Supplied data —
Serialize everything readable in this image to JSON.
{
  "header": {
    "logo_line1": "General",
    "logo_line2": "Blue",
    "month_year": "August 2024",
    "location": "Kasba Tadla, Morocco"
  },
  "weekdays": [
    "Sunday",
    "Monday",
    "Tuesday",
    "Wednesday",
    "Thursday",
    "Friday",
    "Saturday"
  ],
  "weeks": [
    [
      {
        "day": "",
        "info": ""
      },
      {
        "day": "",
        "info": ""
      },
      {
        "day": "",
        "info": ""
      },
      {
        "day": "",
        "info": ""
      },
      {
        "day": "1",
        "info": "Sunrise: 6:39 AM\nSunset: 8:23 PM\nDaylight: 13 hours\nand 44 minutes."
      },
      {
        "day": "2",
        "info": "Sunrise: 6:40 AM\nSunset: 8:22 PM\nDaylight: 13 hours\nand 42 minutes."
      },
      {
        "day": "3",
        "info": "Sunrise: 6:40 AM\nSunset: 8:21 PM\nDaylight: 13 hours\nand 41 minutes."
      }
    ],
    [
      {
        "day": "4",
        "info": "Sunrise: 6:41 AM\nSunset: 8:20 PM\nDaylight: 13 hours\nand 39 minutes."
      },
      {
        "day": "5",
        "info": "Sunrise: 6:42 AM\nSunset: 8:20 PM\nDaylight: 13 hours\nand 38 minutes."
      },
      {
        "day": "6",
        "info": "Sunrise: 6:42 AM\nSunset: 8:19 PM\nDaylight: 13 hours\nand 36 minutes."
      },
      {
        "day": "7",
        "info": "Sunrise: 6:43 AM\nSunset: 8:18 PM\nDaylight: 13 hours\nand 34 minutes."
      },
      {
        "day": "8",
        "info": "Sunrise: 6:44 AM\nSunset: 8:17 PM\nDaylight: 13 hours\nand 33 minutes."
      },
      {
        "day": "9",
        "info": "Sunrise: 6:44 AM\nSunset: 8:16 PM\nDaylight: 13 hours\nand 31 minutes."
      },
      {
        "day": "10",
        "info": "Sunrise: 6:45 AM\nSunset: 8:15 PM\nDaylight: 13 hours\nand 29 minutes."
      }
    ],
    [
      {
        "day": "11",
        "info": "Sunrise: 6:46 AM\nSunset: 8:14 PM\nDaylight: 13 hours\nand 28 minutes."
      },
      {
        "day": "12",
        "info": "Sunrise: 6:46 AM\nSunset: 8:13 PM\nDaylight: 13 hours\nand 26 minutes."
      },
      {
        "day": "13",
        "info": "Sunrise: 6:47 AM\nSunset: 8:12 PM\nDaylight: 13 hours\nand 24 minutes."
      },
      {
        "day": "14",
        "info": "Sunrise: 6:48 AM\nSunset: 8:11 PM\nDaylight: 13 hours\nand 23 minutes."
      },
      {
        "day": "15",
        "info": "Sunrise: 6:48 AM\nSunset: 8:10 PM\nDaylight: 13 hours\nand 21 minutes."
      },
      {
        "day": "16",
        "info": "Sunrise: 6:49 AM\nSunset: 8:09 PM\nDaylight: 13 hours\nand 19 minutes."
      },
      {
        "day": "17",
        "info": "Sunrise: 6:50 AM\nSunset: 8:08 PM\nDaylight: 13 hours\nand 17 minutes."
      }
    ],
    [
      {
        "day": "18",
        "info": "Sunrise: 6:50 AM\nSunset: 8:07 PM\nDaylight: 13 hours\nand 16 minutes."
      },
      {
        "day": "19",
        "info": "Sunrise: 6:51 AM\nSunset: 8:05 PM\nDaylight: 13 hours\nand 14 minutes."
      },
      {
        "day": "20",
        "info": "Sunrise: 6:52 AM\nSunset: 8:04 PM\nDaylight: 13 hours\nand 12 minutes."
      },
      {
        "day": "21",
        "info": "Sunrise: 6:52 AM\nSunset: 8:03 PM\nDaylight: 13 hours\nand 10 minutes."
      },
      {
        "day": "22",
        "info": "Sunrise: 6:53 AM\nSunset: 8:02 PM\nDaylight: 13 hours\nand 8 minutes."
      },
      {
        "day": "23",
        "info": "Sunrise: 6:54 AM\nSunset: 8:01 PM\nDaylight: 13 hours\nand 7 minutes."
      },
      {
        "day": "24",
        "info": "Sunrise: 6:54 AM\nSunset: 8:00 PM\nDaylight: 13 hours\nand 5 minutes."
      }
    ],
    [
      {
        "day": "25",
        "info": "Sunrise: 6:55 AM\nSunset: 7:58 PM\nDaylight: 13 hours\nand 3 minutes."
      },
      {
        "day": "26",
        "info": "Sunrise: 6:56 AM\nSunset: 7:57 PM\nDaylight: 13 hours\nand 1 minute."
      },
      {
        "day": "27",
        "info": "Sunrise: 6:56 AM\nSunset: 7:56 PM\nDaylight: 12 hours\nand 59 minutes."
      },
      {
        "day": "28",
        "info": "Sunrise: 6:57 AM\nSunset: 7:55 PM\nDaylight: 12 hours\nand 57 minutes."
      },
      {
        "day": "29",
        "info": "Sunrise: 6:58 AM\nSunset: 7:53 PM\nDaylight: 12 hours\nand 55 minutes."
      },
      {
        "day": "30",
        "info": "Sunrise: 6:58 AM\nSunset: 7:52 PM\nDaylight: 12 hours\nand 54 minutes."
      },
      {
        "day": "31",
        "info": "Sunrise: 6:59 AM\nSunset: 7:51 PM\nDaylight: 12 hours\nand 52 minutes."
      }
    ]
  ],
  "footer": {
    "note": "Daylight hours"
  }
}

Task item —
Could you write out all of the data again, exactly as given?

Result of the exercise —
Serialize everything readable in this image to JSON.
{
  "header": {
    "logo_line1": "General",
    "logo_line2": "Blue",
    "month_year": "August 2024",
    "location": "Kasba Tadla, Morocco"
  },
  "weekdays": [
    "Sunday",
    "Monday",
    "Tuesday",
    "Wednesday",
    "Thursday",
    "Friday",
    "Saturday"
  ],
  "weeks": [
    [
      {
        "day": "",
        "info": ""
      },
      {
        "day": "",
        "info": ""
      },
      {
        "day": "",
        "info": ""
      },
      {
        "day": "",
        "info": ""
      },
      {
        "day": "1",
        "info": "Sunrise: 6:39 AM\nSunset: 8:23 PM\nDaylight: 13 hours\nand 44 minutes."
      },
      {
        "day": "2",
        "info": "Sunrise: 6:40 AM\nSunset: 8:22 PM\nDaylight: 13 hours\nand 42 minutes."
      },
      {
        "day": "3",
        "info": "Sunrise: 6:40 AM\nSunset: 8:21 PM\nDaylight: 13 hours\nand 41 minutes."
      }
    ],
    [
      {
        "day": "4",
        "info": "Sunrise: 6:41 AM\nSunset: 8:20 PM\nDaylight: 13 hours\nand 39 minutes."
      },
      {
        "day": "5",
        "info": "Sunrise: 6:42 AM\nSunset: 8:20 PM\nDaylight: 13 hours\nand 38 minutes."
      },
      {
        "day": "6",
        "info": "Sunrise: 6:42 AM\nSunset: 8:19 PM\nDaylight: 13 hours\nand 36 minutes."
      },
      {
        "day": "7",
        "info": "Sunrise: 6:43 AM\nSunset: 8:18 PM\nDaylight: 13 hours\nand 34 minutes."
      },
      {
        "day": "8",
        "info": "Sunrise: 6:44 AM\nSunset: 8:17 PM\nDaylight: 13 hours\nand 33 minutes."
      },
      {
        "day": "9",
        "info": "Sunrise: 6:44 AM\nSunset: 8:16 PM\nDaylight: 13 hours\nand 31 minutes."
      },
      {
        "day": "10",
        "info": "Sunrise: 6:45 AM\nSunset: 8:15 PM\nDaylight: 13 hours\nand 29 minutes."
      }
    ],
    [
      {
        "day": "11",
        "info": "Sunrise: 6:46 AM\nSunset: 8:14 PM\nDaylight: 13 hours\nand 28 minutes."
      },
      {
        "day": "12",
        "info": "Sunrise: 6:46 AM\nSunset: 8:13 PM\nDaylight: 13 hours\nand 26 minutes."
      },
      {
        "day": "13",
        "info": "Sunrise: 6:47 AM\nSunset: 8:12 PM\nDaylight: 13 hours\nand 24 minutes."
      },
      {
        "day": "14",
        "info": "Sunrise: 6:48 AM\nSunset: 8:11 PM\nDaylight: 13 hours\nand 23 minutes."
      },
      {
        "day": "15",
        "info": "Sunrise: 6:48 AM\nSunset: 8:10 PM\nDaylight: 13 hours\nand 21 minutes."
      },
      {
        "day": "16",
        "info": "Sunrise: 6:49 AM\nSunset: 8:09 PM\nDaylight: 13 hours\nand 19 minutes."
      },
      {
        "day": "17",
        "info": "Sunrise: 6:50 AM\nSunset: 8:08 PM\nDaylight: 13 hours\nand 17 minutes."
      }
    ],
    [
      {
        "day": "18",
        "info": "Sunrise: 6:50 AM\nSunset: 8:07 PM\nDaylight: 13 hours\nand 16 minutes."
      },
      {
        "day": "19",
        "info": "Sunrise: 6:51 AM\nSunset: 8:05 PM\nDaylight: 13 hours\nand 14 minutes."
      },
      {
        "day": "20",
        "info": "Sunrise: 6:52 AM\nSunset: 8:04 PM\nDaylight: 13 hours\nand 12 minutes."
      },
      {
        "day": "21",
        "info": "Sunrise: 6:52 AM\nSunset: 8:03 PM\nDaylight: 13 hours\nand 10 minutes."
      },
      {
        "day": "22",
        "info": "Sunrise: 6:53 AM\nSunset: 8:02 PM\nDaylight: 13 hours\nand 8 minutes."
      },
      {
        "day": "23",
        "info": "Sunrise: 6:54 AM\nSunset: 8:01 PM\nDaylight: 13 hours\nand 7 minutes."
      },
      {
        "day": "24",
        "info": "Sunrise: 6:54 AM\nSunset: 8:00 PM\nDaylight: 13 hours\nand 5 minutes."
      }
    ],
    [
      {
        "day": "25",
        "info": "Sunrise: 6:55 AM\nSunset: 7:58 PM\nDaylight: 13 hours\nand 3 minutes."
      },
      {
        "day": "26",
        "info": "Sunrise: 6:56 AM\nSunset: 7:57 PM\nDaylight: 13 hours\nand 1 minute."
      },
      {
        "day": "27",
        "info": "Sunrise: 6:56 AM\nSunset: 7:56 PM\nDaylight: 12 hours\nand 59 minutes."
      },
      {
        "day": "28",
        "info": "Sunrise: 6:57 AM\nSunset: 7:55 PM\nDaylight: 12 hours\nand 57 minutes."
      },
      {
        "day": "29",
        "info": "Sunrise: 6:58 AM\nSunset: 7:53 PM\nDaylight: 12 hours\nand 55 minutes."
      },
      {
        "day": "30",
        "info": "Sunrise: 6:58 AM\nSunset: 7:52 PM\nDaylight: 12 hours\nand 54 minutes."
      },
      {
        "day": "31",
        "info": "Sunrise: 6:59 AM\nSunset: 7:51 PM\nDaylight: 12 hours\nand 52 minutes."
      }
    ]
  ],
  "footer": {
    "note": "Daylight hours"
  }
}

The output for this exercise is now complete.